Perhaps instead of using damage dice, a negative level could be applied to the undead. On a failed save, the udead suffers from 1 negative level per 2 cleric levels. If the number of negative levels exceeds the undead's total HD, it is destroyed. The reverse of this would work as a bolstering effect if desired or could just be the mechanic used to determine wether the creature is rebuked or commanded. This idea removes the healing/harming effect as written, but IMO turning undead was meant for that. As I posted elsewhere, if the clerics need more healing ability, I think they should have a Lay on Hands ability like a paladin (only better) or a healing aura like a dragon shaman (from PHB2).

There is already an existing game mechanic that would really help with the limited clerical healing- Lay on Hands. If a cleric had a finite pool of healing like this, it would keep the balance and not have to boost turning undead into a healing ability.

Something like turning and rebuking undead is something that is intrinsic to the D&D game. It is one of those things that (to me) makes the game feel like D&D. What we need to decide as a whole is wether we want Pathfinder to feel like D&D or to feel like something else. Part of the reason I want to play 3.5 (and thus Pathfinder) is to retain the feel of D&D, which I feel 4e does not have. Moving too far from the true feeling of D&D could potentially turn customers rather than undead. :)

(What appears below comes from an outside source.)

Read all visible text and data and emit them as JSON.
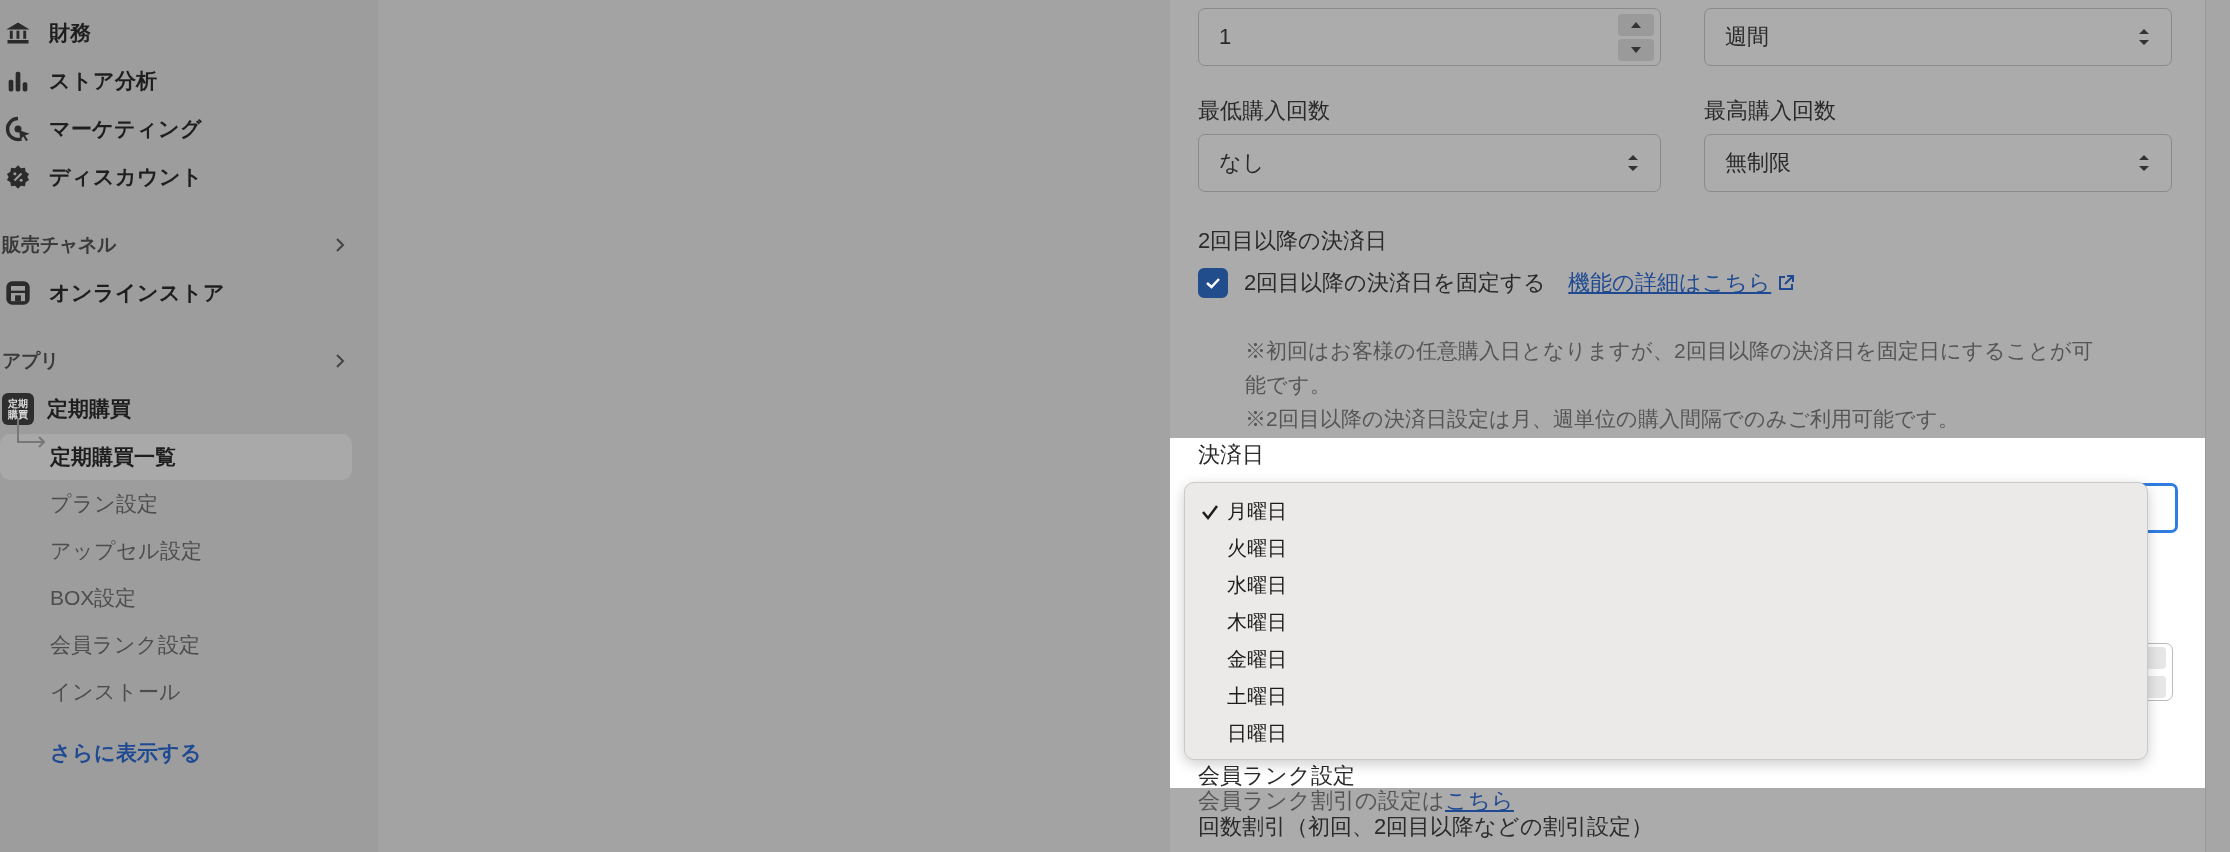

My personal opinion is that you should need an additional feat to heal people with your Turning/Rebuking. If not a feat, perhaps the damage should be d8s and the healing be an equal number of d4s. Linking the ability to CR rather than HD is one of the better ideas I've heard here. Turn resistance could easily be considered as an addition to CR rather than HD.